de Gids W.F., Jacobs P.
Languages: English | Pages: 46 pp
Bibliographic info:
AIVC Contributed Report 13, 2010, 46pp

This study is about the effectiveness of the indicated ventilation measures in the day-to-day operations of three types of hospitality businesses:

  • a pub not serving meals (drinking pub)
  • a pub serving full meals (dining pub)
  • a discotheque

For effectiveness of ETS reduction, the decision was made to use localised displacement ventilation. Each of the three hospitality businesses has successfully installed and put into use a displacement ventilation system. The systems have been designed so that they meet the aesthetical, fire safety, robustness and comfort requirements for each specific hospitality businesses.

The discotheque has a horizontal displacement system mounted in the sidewall that provides protection on the dance floor. No physical separation has been provided and smoking is permitted everywhere. In addition to fine dust (PM2.5), measurements were conducted for volatile organic components (TVOC) and aldehydes. The other two hospitality businesses each have a localised displacement ventilation system installed below the ceiling. Air is blown from the ceiling of the eating pub and the drinking pub over a limited surface area of 14 and 21 m², respectively. Compartmentalisation is achieved by this directed airflow without any physical separation. A tracer gas was used instead of TVOC and aldehyde to determine the reduction of gaseous components.

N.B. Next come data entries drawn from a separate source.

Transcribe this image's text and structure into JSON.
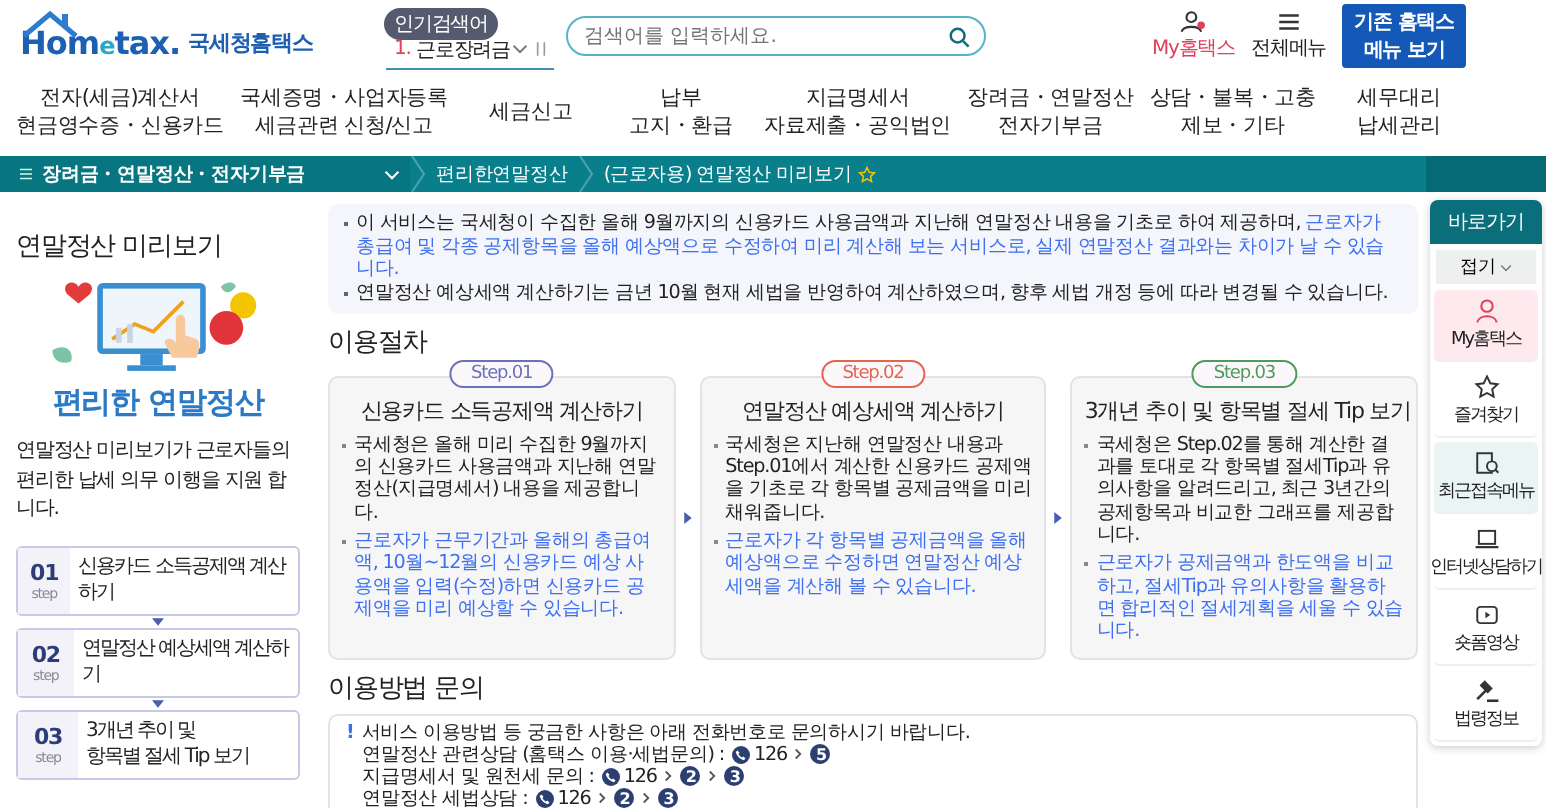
{
  "header": {
    "logo": {
      "brand_main": "Hom",
      "brand_e": "e",
      "brand_tail": "tax.",
      "name": "국세청홈택스"
    },
    "popular": {
      "label": "인기검색어",
      "rank": "1.",
      "term": "근로장려금"
    },
    "search": {
      "placeholder": "검색어를 입력하세요."
    },
    "utilities": [
      {
        "kind": "user",
        "label": "My홈택스"
      },
      {
        "kind": "menu",
        "label": "전체메뉴"
      }
    ],
    "legacy_button": [
      "기존 홈택스",
      "메뉴 보기"
    ]
  },
  "nav": [
    {
      "lines": [
        "전자(세금)계산서",
        "현금영수증・신용카드"
      ]
    },
    {
      "lines": [
        "국세증명・사업자등록",
        "세금관련 신청/신고"
      ]
    },
    {
      "lines": [
        "세금신고"
      ]
    },
    {
      "lines": [
        "납부",
        "고지・환급"
      ]
    },
    {
      "lines": [
        "지급명세서",
        "자료제출・공익법인"
      ]
    },
    {
      "lines": [
        "장려금・연말정산",
        "전자기부금"
      ]
    },
    {
      "lines": [
        "상담・불복・고충",
        "제보・기타"
      ]
    },
    {
      "lines": [
        "세무대리",
        "납세관리"
      ]
    }
  ],
  "breadcrumb": [
    {
      "kind": "menu",
      "label": "장려금・연말정산・전자기부금"
    },
    {
      "kind": "page",
      "label": "편리한연말정산"
    },
    {
      "kind": "current",
      "label": "(근로자용) 연말정산 미리보기",
      "favorite": false
    }
  ],
  "intro": {
    "title": "연말정산 미리보기",
    "banner_caption": "편리한 연말정산",
    "description": "연말정산 미리보기가 근로자들의  편리한 납세 의무 이행을 지원 합니다.",
    "steps": [
      {
        "number": "01",
        "unit": "step",
        "lines": [
          "신용카드 소득공제액 계산하기"
        ]
      },
      {
        "number": "02",
        "unit": "step",
        "lines": [
          "연말정산 예상세액 계산하기"
        ]
      },
      {
        "number": "03",
        "unit": "step",
        "lines": [
          "3개년 추이 및",
          "항목별 절세 Tip 보기"
        ]
      }
    ]
  },
  "notice": [
    {
      "segments": [
        {
          "text": "이 서비스는 국세청이 수집한 올해 9월까지의 신용카드 사용금액과 지난해 연말정산 내용을 기초로 하여 제공하며, ",
          "highlight": false
        },
        {
          "text": "근로자가 총급여 및 각종 공제항목을 올해 예상액으로 수정하여 미리 계산해 보는 서비스로, 실제 연말정산 결과와는 차이가 날 수 있습니다.",
          "highlight": true
        }
      ]
    },
    {
      "segments": [
        {
          "text": "연말정산 예상세액 계산하기는 금년 10월 현재 세법을 반영하여 계산하였으며, 향후 세법 개정 등에 따라 변경될 수 있습니다.",
          "highlight": false
        }
      ]
    }
  ],
  "procedure": {
    "heading": "이용절차",
    "steps": [
      {
        "badge": "Step.01",
        "color": "#6c70b8",
        "title": "신용카드 소득공제액 계산하기",
        "paragraphs": [
          {
            "text": "국세청은 올해 미리 수집한 9월까지의 신용카드 사용금액과 지난해 연말정산(지급명세서) 내용을 제공합니다.",
            "highlight": false
          },
          {
            "text": "근로자가 근무기간과 올해의 총급여액, 10월~12월의 신용카드 예상 사용액을 입력(수정)하면 신용카드 공제액을 미리 예상할 수 있습니다.",
            "highlight": true
          }
        ]
      },
      {
        "badge": "Step.02",
        "color": "#e5644f",
        "title": "연말정산 예상세액 계산하기",
        "paragraphs": [
          {
            "text": "국세청은 지난해 연말정산 내용과 Step.01에서 계산한 신용카드 공제액을 기초로 각 항목별 공제금액을 미리 채워줍니다.",
            "highlight": false
          },
          {
            "text": "근로자가 각 항목별 공제금액을 올해예상액으로 수정하면 연말정산 예상세액을 계산해 볼 수 있습니다.",
            "highlight": true
          }
        ]
      },
      {
        "badge": "Step.03",
        "color": "#4e9b5b",
        "title": "3개년 추이 및 항목별 절세 Tip 보기",
        "paragraphs": [
          {
            "text": "국세청은 Step.02를 통해 계산한 결과를 토대로 각 항목별 절세Tip과 유의사항을 알려드리고, 최근 3년간의 공제항목과 비교한 그래프를 제공합니다.",
            "highlight": false
          },
          {
            "text": "근로자가 공제금액과 한도액을 비교하고, 절세Tip과 유의사항을 활용하면 합리적인 절세계획을 세울 수 있습니다.",
            "highlight": true
          }
        ]
      }
    ]
  },
  "inquiry": {
    "heading": "이용방법 문의",
    "mark": "!",
    "intro": "서비스 이용방법 등 궁금한 사항은 아래 전화번호로 문의하시기 바랍니다.",
    "contacts": [
      {
        "label": "연말정산 관련상담 (홈택스 이용·세법문의) :",
        "number": "126",
        "options": [
          "5"
        ]
      },
      {
        "label": "지급명세서 및 원천세 문의 :",
        "number": "126",
        "options": [
          "2",
          "3"
        ]
      },
      {
        "label": "연말정산 세법상담 :",
        "number": "126",
        "options": [
          "2",
          "3"
        ]
      }
    ]
  },
  "quick": {
    "title": "바로가기",
    "collapse": "접기",
    "items": [
      {
        "kind": "user",
        "label": "My홈택스",
        "color": "#fde9ee"
      },
      {
        "kind": "star",
        "label": "즐겨찾기",
        "color": "#ffffff"
      },
      {
        "kind": "recent",
        "label": "최근접속메뉴",
        "color": "#e8f5f4"
      },
      {
        "kind": "laptop",
        "label": "인터넷상담하기",
        "color": "#ffffff"
      },
      {
        "kind": "video",
        "label": "숏폼영상",
        "color": "#ffffff"
      },
      {
        "kind": "gavel",
        "label": "법령정보",
        "color": "#ffffff"
      }
    ]
  }
}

Reduction is achieved in two manners. Firstly, a reduction of 80 to 90% in relation to a reference point in the rest of the space is achieved locally in the area around the displacement ventilation system. Secondly, the displacement ventilation system provides additional ventilation in relation to the existing situation so that concentrations at the reference point drop proportionally.The results in the table (see full pdf) show the exposure reduction rates of gaseous and solid components in a situation where ETS is the main source of these components. This situation existed in the discotheque, for example, where a relatively high number of people were smoking. Lower reduction rates were measured for fine dust (PM2.5) in the dining and drinking pubs. This is due to the fact that localised displacement reduced the concentrations of fine dust to such an extent that other sources of fine dust, such as clothing, and the supply of fine dust via the ventilation system become more relevant than tobacco smoke.

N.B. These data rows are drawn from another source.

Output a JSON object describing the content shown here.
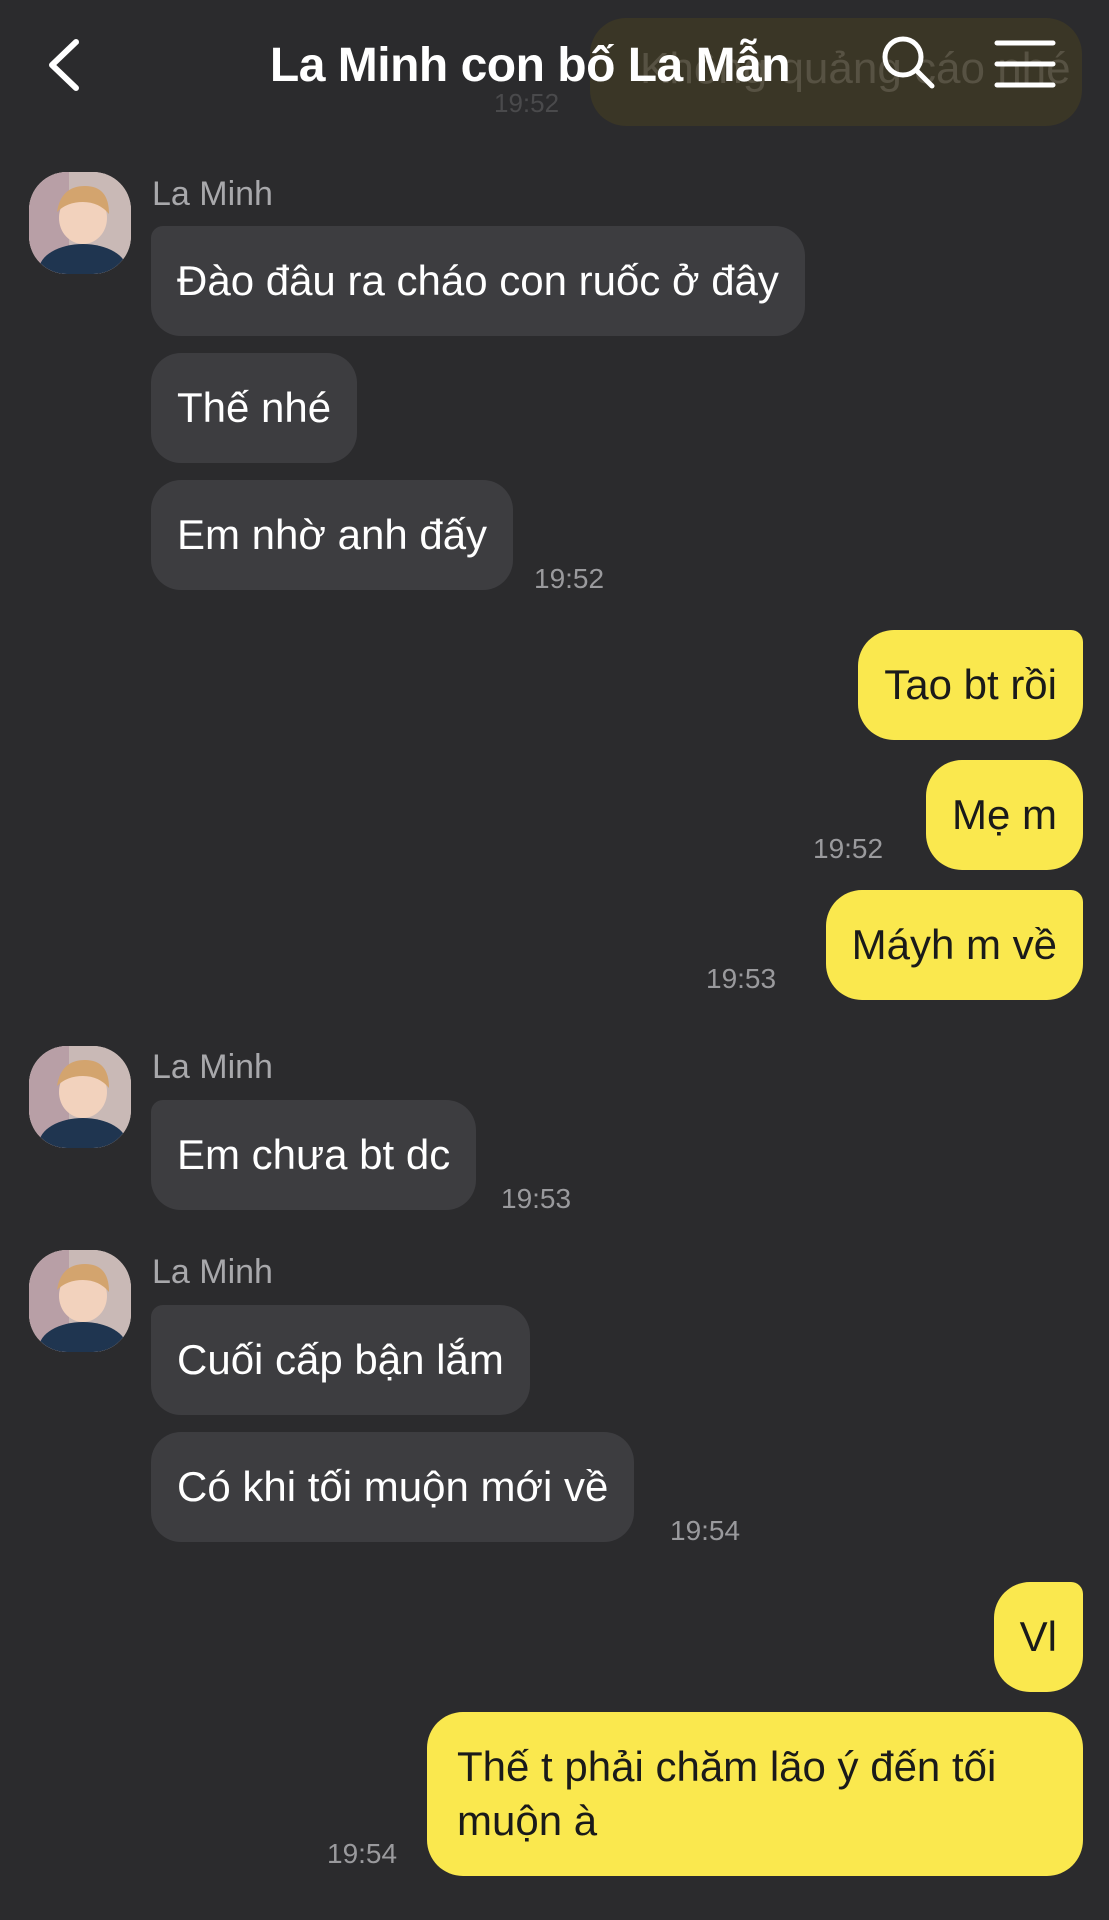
{
  "header": {
    "title": "La Minh con bố La Mẫn",
    "ghost_message": "Không quảng cáo nhé",
    "ghost_time": "19:52"
  },
  "messages": [
    {
      "sender": "La Minh",
      "text": "Đào đâu ra cháo con ruốc ở đây",
      "direction": "in"
    },
    {
      "text": "Thế nhé",
      "direction": "in"
    },
    {
      "text": "Em nhờ anh đấy",
      "direction": "in",
      "time": "19:52"
    },
    {
      "text": "Tao bt rồi",
      "direction": "out"
    },
    {
      "text": "Mẹ m",
      "direction": "out",
      "time": "19:52"
    },
    {
      "text": "Máyh m về",
      "direction": "out",
      "time": "19:53"
    },
    {
      "sender": "La Minh",
      "text": "Em chưa bt dc",
      "direction": "in",
      "time": "19:53"
    },
    {
      "sender": "La Minh",
      "text": "Cuối cấp bận lắm",
      "direction": "in"
    },
    {
      "text": "Có khi tối muộn mới về",
      "direction": "in",
      "time": "19:54"
    },
    {
      "text": "Vl",
      "direction": "out"
    },
    {
      "text": "Thế t phải chăm lão ý đến tối muộn à",
      "direction": "out",
      "time": "19:54"
    }
  ],
  "colors": {
    "background": "#2b2b2d",
    "incoming_bubble": "#3d3d40",
    "outgoing_bubble": "#fae84e"
  }
}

 The reduction rates in Table 1 are in agreement with the predictions described in Attachment 2 to the RIVM/TNO report [1], which predicts a reduction rate of 92% based on a review of literature and a ventilation model. It is emphasized that these reduction rates apply to the situation without any physical separation between smokers and non-smokers. Reduction rates of higher than 99% are possible with a physical separation, e.g. in the form of a glass wall in a restaurant.

This report shows possible solutions to reduce exposure to ETS in the hospitality industry. If the Occupational Health and Safety Act had been strictly complied with, creating a smoke-free zone around the servers would have been sufficient. However, from the perspective of general public health in the Netherlands, it makes more sense to seek to reduce exposure for servers and visitors. This is particularly true because visitors widely outnumber servers. This viewpoint has resulted in the following plans:

  • In the drinking pub visitors and servers are protected;
  • In the discotheque primarily the visitors on the dance floor are protected; and
  • In the dining pub primarily the visitors under the downflow are protected.

In all three cases, the increased level of ventilation also has a positive effect on the exposure of servers.